■ Task statement ■
Each entry below should be retyped exactly as given.

::: Source material

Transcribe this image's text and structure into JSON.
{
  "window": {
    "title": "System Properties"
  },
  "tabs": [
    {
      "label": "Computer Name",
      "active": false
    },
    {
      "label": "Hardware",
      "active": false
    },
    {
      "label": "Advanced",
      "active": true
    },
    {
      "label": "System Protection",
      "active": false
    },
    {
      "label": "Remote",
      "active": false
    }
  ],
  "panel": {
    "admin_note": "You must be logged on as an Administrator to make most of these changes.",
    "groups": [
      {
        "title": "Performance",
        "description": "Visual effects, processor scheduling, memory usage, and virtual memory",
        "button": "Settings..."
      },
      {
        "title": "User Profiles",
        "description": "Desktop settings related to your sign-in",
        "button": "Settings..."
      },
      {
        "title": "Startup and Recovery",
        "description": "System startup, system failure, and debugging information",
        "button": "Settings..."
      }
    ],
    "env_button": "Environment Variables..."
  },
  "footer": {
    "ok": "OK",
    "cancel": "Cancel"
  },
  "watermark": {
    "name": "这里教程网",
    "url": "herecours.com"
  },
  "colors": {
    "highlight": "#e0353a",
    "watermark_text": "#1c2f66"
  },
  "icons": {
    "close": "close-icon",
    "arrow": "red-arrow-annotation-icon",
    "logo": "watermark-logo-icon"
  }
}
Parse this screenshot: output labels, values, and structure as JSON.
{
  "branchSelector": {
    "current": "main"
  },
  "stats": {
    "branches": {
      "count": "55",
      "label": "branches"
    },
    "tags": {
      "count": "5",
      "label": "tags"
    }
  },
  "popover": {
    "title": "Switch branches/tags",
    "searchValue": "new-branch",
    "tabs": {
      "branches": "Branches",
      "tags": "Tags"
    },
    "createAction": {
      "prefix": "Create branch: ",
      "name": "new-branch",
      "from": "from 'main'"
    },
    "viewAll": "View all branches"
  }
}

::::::

■ Answer ■
Transcribe this image's text and structure into JSON.
{
  "window": {
    "title": "System Properties"
  },
  "tabs": [
    {
      "label": "Computer Name",
      "active": false
    },
    {
      "label": "Hardware",
      "active": false
    },
    {
      "label": "Advanced",
      "active": true
    },
    {
      "label": "System Protection",
      "active": false
    },
    {
      "label": "Remote",
      "active": false
    }
  ],
  "panel": {
    "admin_note": "You must be logged on as an Administrator to make most of these changes.",
    "groups": [
      {
        "title": "Performance",
        "description": "Visual effects, processor scheduling, memory usage, and virtual memory",
        "button": "Settings..."
      },
      {
        "title": "User Profiles",
        "description": "Desktop settings related to your sign-in",
        "button": "Settings..."
      },
      {
        "title": "Startup and Recovery",
        "description": "System startup, system failure, and debugging information",
        "button": "Settings..."
      }
    ],
    "env_button": "Environment Variables..."
  },
  "footer": {
    "ok": "OK",
    "cancel": "Cancel"
  },
  "watermark": {
    "name": "这里教程网",
    "url": "herecours.com"
  },
  "colors": {
    "highlight": "#e0353a",
    "watermark_text": "#1c2f66"
  },
  "icons": {
    "close": "close-icon",
    "arrow": "red-arrow-annotation-icon",
    "logo": "watermark-logo-icon"
  }
}
Parse this screenshot: output labels, values, and structure as JSON.
{
  "branchSelector": {
    "current": "main"
  },
  "stats": {
    "branches": {
      "count": "55",
      "label": "branches"
    },
    "tags": {
      "count": "5",
      "label": "tags"
    }
  },
  "popover": {
    "title": "Switch branches/tags",
    "searchValue": "new-branch",
    "tabs": {
      "branches": "Branches",
      "tags": "Tags"
    },
    "createAction": {
      "prefix": "Create branch: ",
      "name": "new-branch",
      "from": "from 'main'"
    },
    "viewAll": "View all branches"
  }
}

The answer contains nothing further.